# RECORDS FOR PROCESSING
*** Begin section ***

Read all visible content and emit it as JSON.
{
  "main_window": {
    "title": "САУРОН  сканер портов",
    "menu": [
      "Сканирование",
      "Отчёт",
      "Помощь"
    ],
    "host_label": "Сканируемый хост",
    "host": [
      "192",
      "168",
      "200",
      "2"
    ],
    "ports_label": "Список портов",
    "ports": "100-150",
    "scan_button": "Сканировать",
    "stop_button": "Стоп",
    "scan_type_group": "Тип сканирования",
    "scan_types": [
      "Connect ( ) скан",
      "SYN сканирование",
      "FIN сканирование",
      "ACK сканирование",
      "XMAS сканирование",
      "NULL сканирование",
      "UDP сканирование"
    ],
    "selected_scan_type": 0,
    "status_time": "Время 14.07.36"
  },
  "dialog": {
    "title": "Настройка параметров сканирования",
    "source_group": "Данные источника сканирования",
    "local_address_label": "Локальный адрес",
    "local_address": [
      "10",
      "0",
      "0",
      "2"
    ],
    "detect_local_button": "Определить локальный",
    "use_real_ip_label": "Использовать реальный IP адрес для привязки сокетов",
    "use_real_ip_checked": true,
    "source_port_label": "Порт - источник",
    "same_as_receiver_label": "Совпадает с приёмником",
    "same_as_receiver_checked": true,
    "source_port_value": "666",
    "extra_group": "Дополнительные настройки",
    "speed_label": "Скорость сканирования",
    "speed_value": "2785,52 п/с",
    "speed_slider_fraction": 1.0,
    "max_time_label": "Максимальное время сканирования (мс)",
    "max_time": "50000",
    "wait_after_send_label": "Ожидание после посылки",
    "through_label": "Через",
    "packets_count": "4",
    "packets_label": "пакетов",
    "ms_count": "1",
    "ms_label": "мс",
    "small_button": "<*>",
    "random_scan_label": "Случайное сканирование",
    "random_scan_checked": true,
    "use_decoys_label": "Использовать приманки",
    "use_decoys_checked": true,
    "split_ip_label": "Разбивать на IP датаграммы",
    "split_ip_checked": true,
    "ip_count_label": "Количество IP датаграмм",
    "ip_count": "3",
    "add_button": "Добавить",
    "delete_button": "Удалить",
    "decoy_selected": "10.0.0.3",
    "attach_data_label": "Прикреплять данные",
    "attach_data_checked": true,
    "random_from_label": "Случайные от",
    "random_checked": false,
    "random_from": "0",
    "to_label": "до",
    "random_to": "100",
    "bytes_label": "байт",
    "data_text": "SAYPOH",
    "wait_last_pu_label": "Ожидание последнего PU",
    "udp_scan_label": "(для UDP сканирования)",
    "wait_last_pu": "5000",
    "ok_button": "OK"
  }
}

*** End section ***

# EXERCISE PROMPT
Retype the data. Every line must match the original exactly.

# FINISHED TASK
Read all visible content and emit it as JSON.
{
  "main_window": {
    "title": "САУРОН  сканер портов",
    "menu": [
      "Сканирование",
      "Отчёт",
      "Помощь"
    ],
    "host_label": "Сканируемый хост",
    "host": [
      "192",
      "168",
      "200",
      "2"
    ],
    "ports_label": "Список портов",
    "ports": "100-150",
    "scan_button": "Сканировать",
    "stop_button": "Стоп",
    "scan_type_group": "Тип сканирования",
    "scan_types": [
      "Connect ( ) скан",
      "SYN сканирование",
      "FIN сканирование",
      "ACK сканирование",
      "XMAS сканирование",
      "NULL сканирование",
      "UDP сканирование"
    ],
    "selected_scan_type": 0,
    "status_time": "Время 14.07.36"
  },
  "dialog": {
    "title": "Настройка параметров сканирования",
    "source_group": "Данные источника сканирования",
    "local_address_label": "Локальный адрес",
    "local_address": [
      "10",
      "0",
      "0",
      "2"
    ],
    "detect_local_button": "Определить локальный",
    "use_real_ip_label": "Использовать реальный IP адрес для привязки сокетов",
    "use_real_ip_checked": true,
    "source_port_label": "Порт - источник",
    "same_as_receiver_label": "Совпадает с приёмником",
    "same_as_receiver_checked": true,
    "source_port_value": "666",
    "extra_group": "Дополнительные настройки",
    "speed_label": "Скорость сканирования",
    "speed_value": "2785,52 п/с",
    "speed_slider_fraction": 1.0,
    "max_time_label": "Максимальное время сканирования (мс)",
    "max_time": "50000",
    "wait_after_send_label": "Ожидание после посылки",
    "through_label": "Через",
    "packets_count": "4",
    "packets_label": "пакетов",
    "ms_count": "1",
    "ms_label": "мс",
    "small_button": "<*>",
    "random_scan_label": "Случайное сканирование",
    "random_scan_checked": true,
    "use_decoys_label": "Использовать приманки",
    "use_decoys_checked": true,
    "split_ip_label": "Разбивать на IP датаграммы",
    "split_ip_checked": true,
    "ip_count_label": "Количество IP датаграмм",
    "ip_count": "3",
    "add_button": "Добавить",
    "delete_button": "Удалить",
    "decoy_selected": "10.0.0.3",
    "attach_data_label": "Прикреплять данные",
    "attach_data_checked": true,
    "random_from_label": "Случайные от",
    "random_checked": false,
    "random_from": "0",
    "to_label": "до",
    "random_to": "100",
    "bytes_label": "байт",
    "data_text": "SAYPOH",
    "wait_last_pu_label": "Ожидание последнего PU",
    "udp_scan_label": "(для UDP сканирования)",
    "wait_last_pu": "5000",
    "ok_button": "OK"
  }
}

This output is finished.